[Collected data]
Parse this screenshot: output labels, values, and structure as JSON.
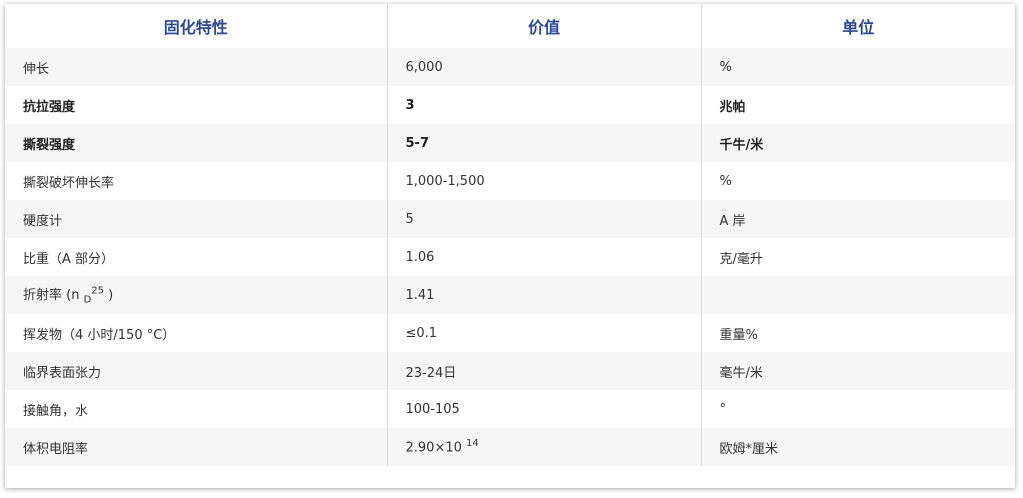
{
  "headers": [
    "固化特性",
    "价值",
    "单位"
  ],
  "rows": [
    {
      "property": "伸长",
      "value": "6,000",
      "unit": "%"
    },
    {
      "property": "抗拉强度",
      "value": "3",
      "unit": "兆帕",
      "bold": true
    },
    {
      "property": "撕裂强度",
      "value": "5-7",
      "unit": "千牛/米",
      "bold": true
    },
    {
      "property": "撕裂破坏伸长率",
      "value": "1,000-1,500",
      "unit": "%"
    },
    {
      "property": "硬度计",
      "value": "5",
      "unit": "A 岸"
    },
    {
      "property": "比重（A 部分）",
      "value": "1.06",
      "unit": "克/毫升"
    },
    {
      "property_prefix": "折射率 (n ",
      "property_sub": "D",
      "property_sup": "25",
      "property_suffix": " )",
      "value": "1.41",
      "unit": ""
    },
    {
      "property": "挥发物（4 小时/150 °C）",
      "value": "≤0.1",
      "unit": "重量%"
    },
    {
      "property": "临界表面张力",
      "value": "23-24日",
      "unit": "毫牛/米"
    },
    {
      "property": "接触角，水",
      "value": "100-105",
      "unit": "°"
    },
    {
      "property": "体积电阻率",
      "value_base": "2.90×10 ",
      "value_sup": "14",
      "unit": "欧姆*厘米"
    }
  ]
}
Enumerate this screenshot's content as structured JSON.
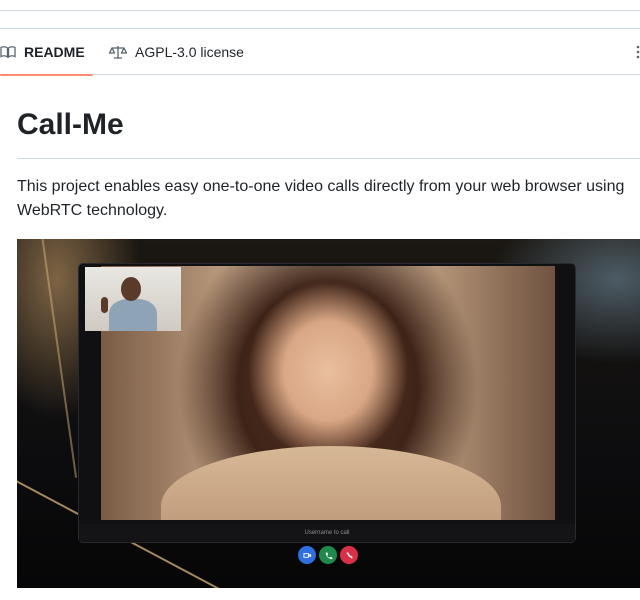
{
  "tabs": {
    "readme_label": "README",
    "license_label": "AGPL-3.0 license"
  },
  "readme": {
    "title": "Call-Me",
    "description": "This project enables easy one-to-one video calls directly from your web browser using WebRTC technology."
  },
  "preview": {
    "username_placeholder": "Username to call",
    "controls": [
      "video-icon",
      "phone-icon",
      "hangup-icon"
    ],
    "control_colors": [
      "#2f6fe0",
      "#1f8a4c",
      "#d9304a"
    ]
  },
  "colors": {
    "accent_underline": "#fd8c73",
    "border": "#d1d9e0",
    "text": "#1f2328"
  }
}
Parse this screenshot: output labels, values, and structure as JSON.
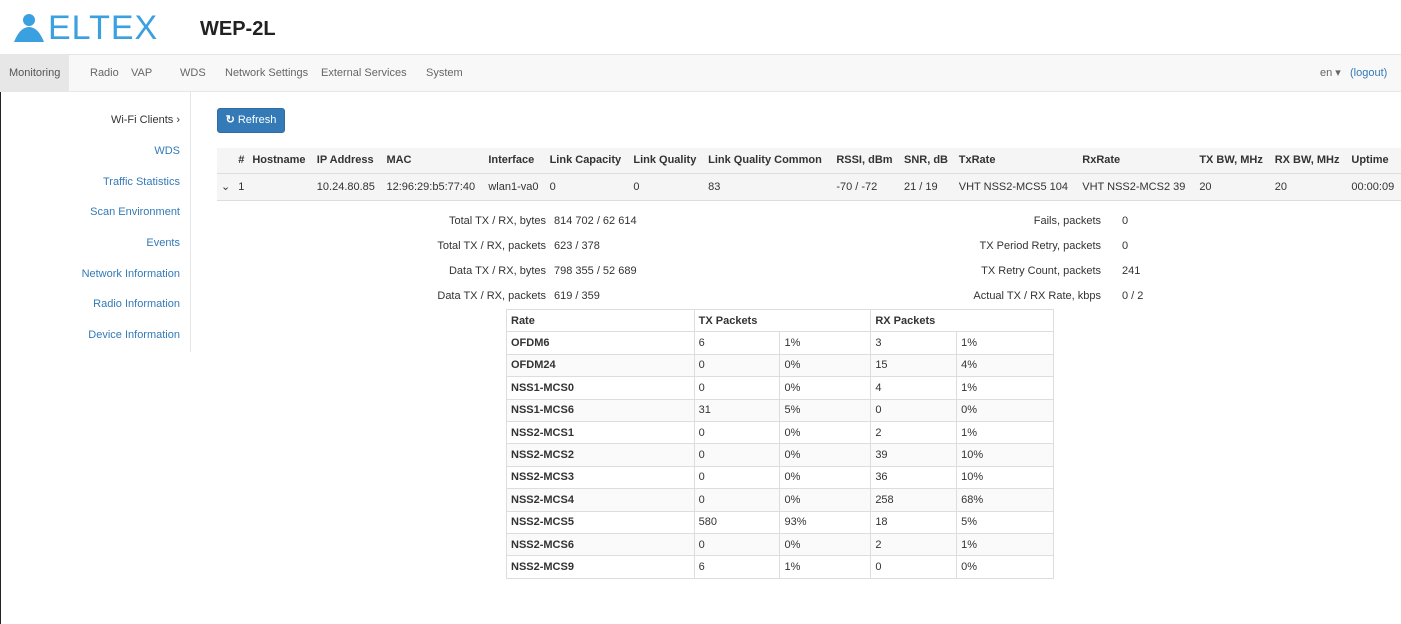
{
  "header": {
    "logo_text": "ELTEX",
    "model": "WEP-2L"
  },
  "nav": {
    "items": [
      "Monitoring",
      "Radio",
      "VAP",
      "WDS",
      "Network Settings",
      "External Services",
      "System"
    ],
    "lang": "en ▾",
    "logout": "(logout)"
  },
  "sidebar": {
    "items": [
      "Wi-Fi Clients ›",
      "WDS",
      "Traffic Statistics",
      "Scan Environment",
      "Events",
      "Network Information",
      "Radio Information",
      "Device Information"
    ]
  },
  "toolbar": {
    "refresh_label": "Refresh"
  },
  "clients": {
    "headers": [
      "",
      "#",
      "Hostname",
      "IP Address",
      "MAC",
      "Interface",
      "Link Capacity",
      "Link Quality",
      "Link Quality Common",
      "RSSI, dBm",
      "SNR, dB",
      "TxRate",
      "RxRate",
      "TX BW, MHz",
      "RX BW, MHz",
      "Uptime"
    ],
    "rows": [
      [
        "⌄",
        "1",
        "",
        "10.24.80.85",
        "12:96:29:b5:77:40",
        "wlan1-va0",
        "0",
        "0",
        "83",
        "-70 / -72",
        "21 / 19",
        "VHT NSS2-MCS5 104",
        "VHT NSS2-MCS2 39",
        "20",
        "20",
        "00:00:09"
      ]
    ]
  },
  "details": {
    "left": [
      {
        "label": "Total TX / RX, bytes",
        "value": "814 702 / 62 614"
      },
      {
        "label": "Total TX / RX, packets",
        "value": "623 / 378"
      },
      {
        "label": "Data TX / RX, bytes",
        "value": "798 355 / 52 689"
      },
      {
        "label": "Data TX / RX, packets",
        "value": "619 / 359"
      }
    ],
    "right": [
      {
        "label": "Fails, packets",
        "value": "0"
      },
      {
        "label": "TX Period Retry, packets",
        "value": "0"
      },
      {
        "label": "TX Retry Count, packets",
        "value": "241"
      },
      {
        "label": "Actual TX / RX Rate, kbps",
        "value": "0 / 2"
      }
    ]
  },
  "rates": {
    "headers": [
      "Rate",
      "TX Packets",
      "RX Packets"
    ],
    "rows": [
      [
        "OFDM6",
        "6",
        "1%",
        "3",
        "1%"
      ],
      [
        "OFDM24",
        "0",
        "0%",
        "15",
        "4%"
      ],
      [
        "NSS1-MCS0",
        "0",
        "0%",
        "4",
        "1%"
      ],
      [
        "NSS1-MCS6",
        "31",
        "5%",
        "0",
        "0%"
      ],
      [
        "NSS2-MCS1",
        "0",
        "0%",
        "2",
        "1%"
      ],
      [
        "NSS2-MCS2",
        "0",
        "0%",
        "39",
        "10%"
      ],
      [
        "NSS2-MCS3",
        "0",
        "0%",
        "36",
        "10%"
      ],
      [
        "NSS2-MCS4",
        "0",
        "0%",
        "258",
        "68%"
      ],
      [
        "NSS2-MCS5",
        "580",
        "93%",
        "18",
        "5%"
      ],
      [
        "NSS2-MCS6",
        "0",
        "0%",
        "2",
        "1%"
      ],
      [
        "NSS2-MCS9",
        "6",
        "1%",
        "0",
        "0%"
      ]
    ]
  },
  "colors": {
    "brand": "#3aa0e0",
    "link": "#337ab7",
    "button": "#337ab7"
  }
}
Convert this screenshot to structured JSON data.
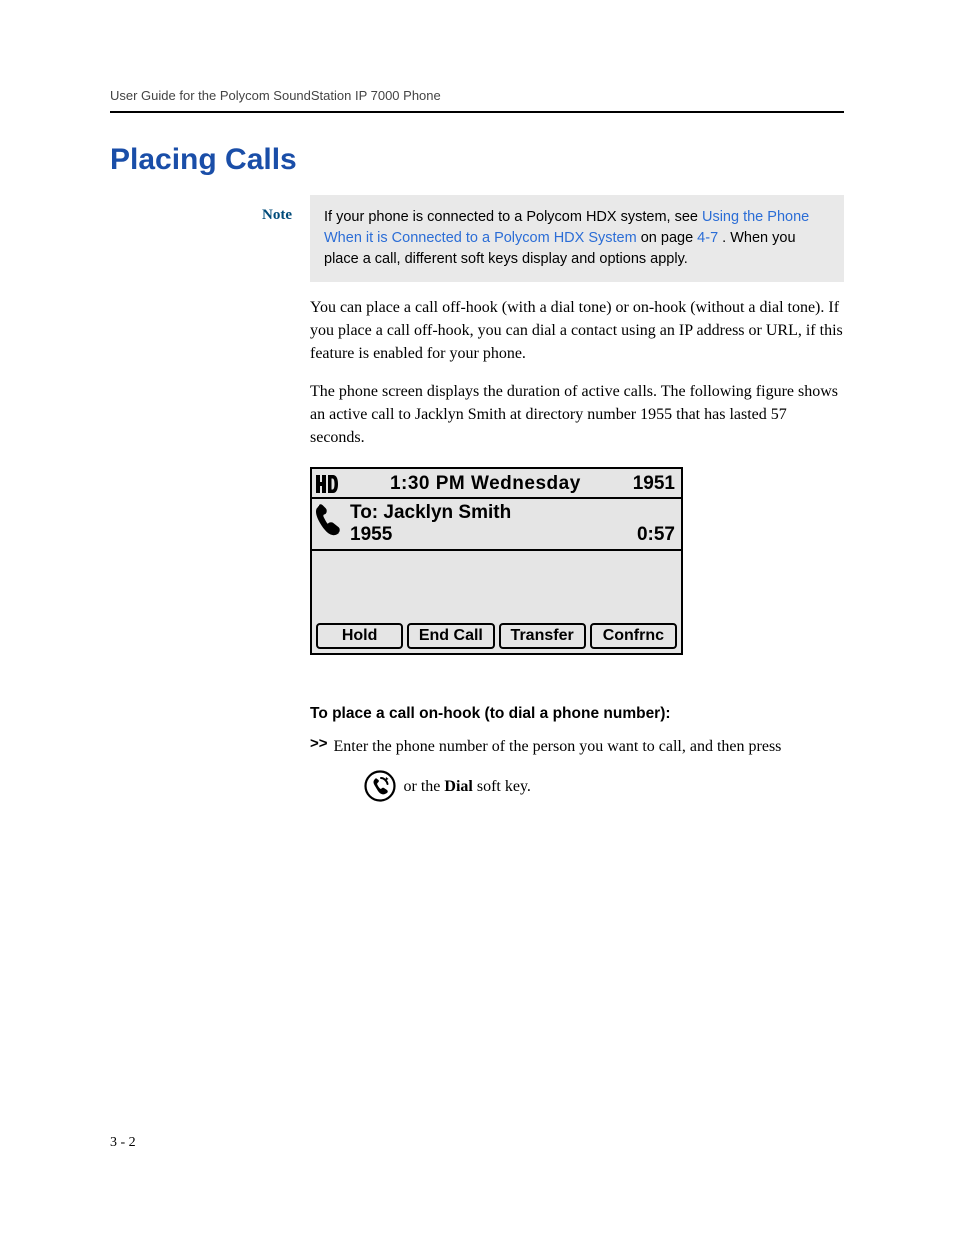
{
  "header": {
    "title": "User Guide for the Polycom SoundStation IP 7000 Phone"
  },
  "heading": "Placing Calls",
  "note": {
    "label": "Note",
    "prefix": "If your phone is connected to a Polycom HDX system, see ",
    "link_text": "Using the Phone When it is Connected to a Polycom HDX System",
    "mid": " on page ",
    "page_ref": "4-7",
    "suffix": ". When you place a call, different soft keys display and options apply."
  },
  "body": {
    "p1": "You can place a call off-hook (with a dial tone) or on-hook (without a dial tone). If you place a call off-hook, you can dial a contact using an IP address or URL, if this feature is enabled for your phone.",
    "p2": "The phone screen displays the duration of active calls. The following figure shows an active call to Jacklyn Smith at directory number 1955 that has lasted 57 seconds."
  },
  "lcd": {
    "hd_label": "HD",
    "time": "1:30  PM Wednesday",
    "ext_top": "1951",
    "to_label": "To: Jacklyn Smith",
    "ext": "1955",
    "duration": "0:57",
    "softkeys": [
      "Hold",
      "End Call",
      "Transfer",
      "Confrnc"
    ]
  },
  "subheading": "To place a call on-hook (to dial a phone number):",
  "step": {
    "marker": ">>",
    "line1": "Enter the phone number of the person you want to call, and then press",
    "line2_prefix": "",
    "line2_mid": " or the ",
    "line2_bold": "Dial",
    "line2_suffix": " soft key."
  },
  "page_number": "3 - 2"
}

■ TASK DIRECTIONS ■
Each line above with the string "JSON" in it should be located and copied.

■ PROBLEM SOLUTION ■
Parse this screenshot: output labels, values, and structure as JSON.
Enumerate this screenshot's content as structured JSON.
Parse this screenshot: output labels, values, and structure as JSON.
Convert this screenshot to structured JSON data.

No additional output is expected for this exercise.